Also worth considering? BMW Mini E, Nissan Leaf, Smart Fortwo Electric Drive
"I have seen the future, and it works." That was American journalist Lincoln Steffens' verdict on his experience of the Soviet Union in 1921, and I'm tempted to say the same thing about the Mitsubishi i-MiEV, one of the best of the emerging crop of electric cars from the big manufacturers.
Like most of its rivals, the i-MiEV is based on an existing design, rather than being a purpose-built electric vehicle (EV), but here, the starting point, the Mitsubishi i, a stylish, ultra-compact four-seater for the Japanese market, is better than most.
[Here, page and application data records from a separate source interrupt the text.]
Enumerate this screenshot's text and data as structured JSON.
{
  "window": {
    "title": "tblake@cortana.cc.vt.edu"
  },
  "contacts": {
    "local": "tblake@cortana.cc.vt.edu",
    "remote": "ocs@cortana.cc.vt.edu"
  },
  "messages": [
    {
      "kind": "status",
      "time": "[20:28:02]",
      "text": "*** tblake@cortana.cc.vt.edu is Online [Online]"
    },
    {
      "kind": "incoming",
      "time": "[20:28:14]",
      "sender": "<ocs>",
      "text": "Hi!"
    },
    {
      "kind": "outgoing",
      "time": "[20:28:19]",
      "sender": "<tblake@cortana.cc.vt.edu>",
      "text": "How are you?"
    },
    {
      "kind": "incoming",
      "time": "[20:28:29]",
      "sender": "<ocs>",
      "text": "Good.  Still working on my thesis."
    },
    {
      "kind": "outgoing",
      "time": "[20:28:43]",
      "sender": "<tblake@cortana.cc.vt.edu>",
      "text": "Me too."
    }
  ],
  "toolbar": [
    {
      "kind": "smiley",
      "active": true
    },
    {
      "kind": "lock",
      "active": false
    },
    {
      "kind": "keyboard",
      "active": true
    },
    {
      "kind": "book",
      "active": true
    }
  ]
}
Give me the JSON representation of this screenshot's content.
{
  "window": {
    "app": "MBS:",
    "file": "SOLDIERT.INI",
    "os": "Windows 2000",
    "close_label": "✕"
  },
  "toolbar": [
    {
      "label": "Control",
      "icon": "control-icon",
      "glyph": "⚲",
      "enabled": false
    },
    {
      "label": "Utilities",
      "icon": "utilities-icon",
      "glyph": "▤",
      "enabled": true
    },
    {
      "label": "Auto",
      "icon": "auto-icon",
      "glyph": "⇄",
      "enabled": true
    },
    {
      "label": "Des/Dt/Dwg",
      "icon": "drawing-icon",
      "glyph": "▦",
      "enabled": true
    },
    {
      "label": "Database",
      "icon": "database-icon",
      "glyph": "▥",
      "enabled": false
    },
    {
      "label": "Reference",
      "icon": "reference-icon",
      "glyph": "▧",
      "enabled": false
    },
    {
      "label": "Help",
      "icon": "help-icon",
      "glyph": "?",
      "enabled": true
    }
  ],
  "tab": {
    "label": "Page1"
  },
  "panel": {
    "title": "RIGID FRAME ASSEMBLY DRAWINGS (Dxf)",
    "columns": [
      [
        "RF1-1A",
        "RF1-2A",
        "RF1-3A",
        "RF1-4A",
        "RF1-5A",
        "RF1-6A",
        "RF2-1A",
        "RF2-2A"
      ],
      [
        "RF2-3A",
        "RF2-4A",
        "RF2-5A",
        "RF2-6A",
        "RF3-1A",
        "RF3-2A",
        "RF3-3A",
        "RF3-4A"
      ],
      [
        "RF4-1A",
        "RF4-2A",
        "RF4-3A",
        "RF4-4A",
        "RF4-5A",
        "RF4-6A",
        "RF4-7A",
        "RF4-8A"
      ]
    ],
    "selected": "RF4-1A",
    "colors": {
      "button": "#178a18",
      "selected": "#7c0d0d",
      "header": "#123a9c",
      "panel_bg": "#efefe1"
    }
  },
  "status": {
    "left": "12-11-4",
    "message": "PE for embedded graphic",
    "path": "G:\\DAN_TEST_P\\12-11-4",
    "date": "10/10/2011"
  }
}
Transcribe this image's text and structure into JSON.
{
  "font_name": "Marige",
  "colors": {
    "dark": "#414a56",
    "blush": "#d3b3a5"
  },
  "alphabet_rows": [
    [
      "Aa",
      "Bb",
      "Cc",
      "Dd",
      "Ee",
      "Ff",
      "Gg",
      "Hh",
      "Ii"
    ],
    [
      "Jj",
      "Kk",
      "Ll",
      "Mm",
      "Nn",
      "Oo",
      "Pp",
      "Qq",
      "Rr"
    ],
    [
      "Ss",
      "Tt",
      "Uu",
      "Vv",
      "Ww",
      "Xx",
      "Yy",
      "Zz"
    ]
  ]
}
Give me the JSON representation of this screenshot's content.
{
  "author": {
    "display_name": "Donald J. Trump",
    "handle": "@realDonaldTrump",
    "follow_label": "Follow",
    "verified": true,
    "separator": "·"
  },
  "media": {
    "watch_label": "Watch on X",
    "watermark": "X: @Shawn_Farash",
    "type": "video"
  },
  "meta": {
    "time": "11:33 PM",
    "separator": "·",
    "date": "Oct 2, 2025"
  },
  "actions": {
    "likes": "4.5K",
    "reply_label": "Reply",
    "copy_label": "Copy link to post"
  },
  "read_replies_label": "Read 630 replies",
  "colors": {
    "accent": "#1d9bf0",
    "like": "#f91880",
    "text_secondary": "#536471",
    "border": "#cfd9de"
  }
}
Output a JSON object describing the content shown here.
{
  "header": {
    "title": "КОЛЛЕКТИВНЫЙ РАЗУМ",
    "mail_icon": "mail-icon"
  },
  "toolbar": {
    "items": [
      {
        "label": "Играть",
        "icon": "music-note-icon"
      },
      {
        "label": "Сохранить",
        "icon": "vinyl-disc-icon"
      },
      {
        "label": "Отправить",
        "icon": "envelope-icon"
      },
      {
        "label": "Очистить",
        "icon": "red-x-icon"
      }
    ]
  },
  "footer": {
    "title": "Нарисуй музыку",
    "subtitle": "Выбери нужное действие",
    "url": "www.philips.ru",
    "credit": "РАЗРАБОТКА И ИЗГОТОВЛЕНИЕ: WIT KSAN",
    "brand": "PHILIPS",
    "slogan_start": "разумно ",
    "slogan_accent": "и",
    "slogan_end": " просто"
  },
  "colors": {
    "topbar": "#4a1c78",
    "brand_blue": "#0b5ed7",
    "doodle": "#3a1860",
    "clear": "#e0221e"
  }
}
The i's engine is squashed between the rear wheels and Mitsubishi has managed to pack the i-MiEV's electric drive-train into the same small slot, which means that passenger and luggage space are unaffected by the conversion (a big plus compared with the Mini E, which loses its rear seat to batteries).
On the road, the i-MiEV is a smooth and zingy performer, even in battery-saving "Eco" mode, with a lowish top-speed more than offset in real-world conditions by snappy acceleration. I loved it. Even limited range, the biggest drawback of EVs, shouldn't be too much of a problem on a small car such as this, as it's likely to be used for short journeys.
Anyway, most people would say Steffens turned out to be wrong about the Soviet Union. One of the reasons it eventually failed was its resolute refusal to recognise that markets generally do a better job of deciding what to produce, and what price to sell it at, than a man with a plan sitting in an office in Moscow. And yet if we rely on market signals alone to deal with climate change, there's a risk we won't adopt cleaner technologies quickly enough, and the i-MiEV is a case in point.
EV components are still expensive and Mitsubishi initially pitched the new car at £38,699. At that price, few drivers would have made the switch; the truth is, manufacturers and governments will have to prime the pump if EVs are going to take off. So Mitsubishi has suddenly decided to make the i-MiEV 10 grand cheaper, apparently in response to Nissan's aggressive pricing for its purpose-designed Leaf EV, while Business Secretary Vince Cable – not so much a man with a plan as a man with a cheque book – will give you a £5,000 subsidy as well. At £23,990, given electric cars' low running costs, the i-MiEV starts to make sense. I have seen the future and it's going to be fun.